Scent is still a major factor, doesn’t matter day or night. To me, I actually believe scent management is more important at night than it is during the day because you may catch a coyote moving off in the distance in the daytime, but not always in the night if your coyote light wasn’t in the right spot at the right moment to catch the reflection off his eyes. I try to wash my hunting clothes about every 2 weeks with scent killer, but that’s as far as I go with it. Generally speaking, coyotes have a sense of smell greater than cadaver dogs, and they can smell a body 6’ in the ground. So, in my field testing, it’s not really made any difference whether or not I’ve soaked down in scent killer or not before heading into the field, I figure I just smell like a human with scent killer chemicals on at that point to them. Approaching from a downwind location, setting up so that they can’t come down wind of you and not dragging your scent through the field are what it takes to ensure success in the field.
Even with all of this factored in, it’s not a guarantee. I went on a night hunt last year and thought I had the most full-proof 100% guaranteed stand I’ve ever had. If you ever think a stand is full proof, just try to call a coyote in and it’ll show you it’s not. If you take a perfect square, and take one side of it away…this was my setup. I had tree lines on both sides and in the back, a county road behind me and field in between the tree lines. So, how I was sitting, I had me and my partner side by side, I watched the right side and he watched the left with our predator hunting lights on flood. Nothing could get past us to get down wind and the call was in front of us, so we could see them no matter which way they came from. 10 minutes into the stand, I hit a lone female howl and waited to see if I could get a response…and I did! Directly behind us, 100% down wind of us, on the ditch of the county road not 50 yards away from us. She barked at us and as we both spun, the last sight we saw was coyote tail crossing the 100+ acre WIDE OPEN field that she must have crossed to get to us. Where she came from and where she went, I still have no clue because I have never seen a coyote on that side and I have no idea what she was doing over there…but she was and she made me eat every word of my “100% full proof stand” that I had made.

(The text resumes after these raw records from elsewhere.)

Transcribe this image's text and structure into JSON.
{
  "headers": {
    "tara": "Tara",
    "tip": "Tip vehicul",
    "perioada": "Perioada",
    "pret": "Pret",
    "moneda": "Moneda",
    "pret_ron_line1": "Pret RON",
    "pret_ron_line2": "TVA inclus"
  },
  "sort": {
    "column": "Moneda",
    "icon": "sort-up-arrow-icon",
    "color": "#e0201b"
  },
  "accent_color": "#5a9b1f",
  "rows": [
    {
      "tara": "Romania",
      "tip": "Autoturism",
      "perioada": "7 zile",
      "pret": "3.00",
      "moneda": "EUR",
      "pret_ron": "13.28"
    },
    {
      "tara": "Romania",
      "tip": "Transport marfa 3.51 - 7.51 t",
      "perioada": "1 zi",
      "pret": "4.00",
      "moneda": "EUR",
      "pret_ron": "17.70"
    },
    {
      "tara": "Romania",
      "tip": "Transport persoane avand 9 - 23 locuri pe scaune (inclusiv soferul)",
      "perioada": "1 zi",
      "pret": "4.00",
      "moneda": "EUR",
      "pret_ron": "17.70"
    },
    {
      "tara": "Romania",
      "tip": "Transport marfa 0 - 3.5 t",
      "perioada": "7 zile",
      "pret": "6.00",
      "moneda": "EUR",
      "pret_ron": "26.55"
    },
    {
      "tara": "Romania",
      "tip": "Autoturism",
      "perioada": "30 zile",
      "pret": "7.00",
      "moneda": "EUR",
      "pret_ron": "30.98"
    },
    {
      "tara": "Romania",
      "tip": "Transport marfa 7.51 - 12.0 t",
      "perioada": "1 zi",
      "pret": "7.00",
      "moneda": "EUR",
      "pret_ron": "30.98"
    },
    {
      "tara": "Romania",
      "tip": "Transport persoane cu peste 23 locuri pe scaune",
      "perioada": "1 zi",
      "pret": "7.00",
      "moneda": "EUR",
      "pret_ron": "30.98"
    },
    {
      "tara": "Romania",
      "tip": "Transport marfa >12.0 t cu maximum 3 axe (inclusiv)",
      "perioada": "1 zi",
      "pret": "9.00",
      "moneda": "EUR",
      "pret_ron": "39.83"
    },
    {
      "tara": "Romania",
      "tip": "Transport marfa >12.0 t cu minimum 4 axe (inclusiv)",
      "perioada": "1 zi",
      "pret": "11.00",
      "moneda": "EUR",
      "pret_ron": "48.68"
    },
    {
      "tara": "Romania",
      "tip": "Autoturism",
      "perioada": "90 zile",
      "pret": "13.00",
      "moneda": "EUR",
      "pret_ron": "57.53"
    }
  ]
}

In summary, there’s only one perfect time to be predator hunting and that is any chance you get. Day or night, doesn’t matter. As long as you play the wind correctly, you’ve done your homework on the spots and know how to approach down wind and set up without being smelled or seen, and you either conceal well and manage your movement or you are proactive in your predator light usage and light management, then you’ve overcome the biggest obstacles of coyote hunting. Everything else, my recommendation is keeping a journal. I’m 30 and if you’d have told me that 5 years ago I’d have laughed at the mention of it, but I assure you it’s a GREAT tool to use. Temperature, time, weather, what call you used…it all goes into your personal predator database and eventually you will start seeing a pattern of what worked and what didn’t and it’ll only lead to you being a better, more successful predator hunter and allowing you to stack the fur in the truck!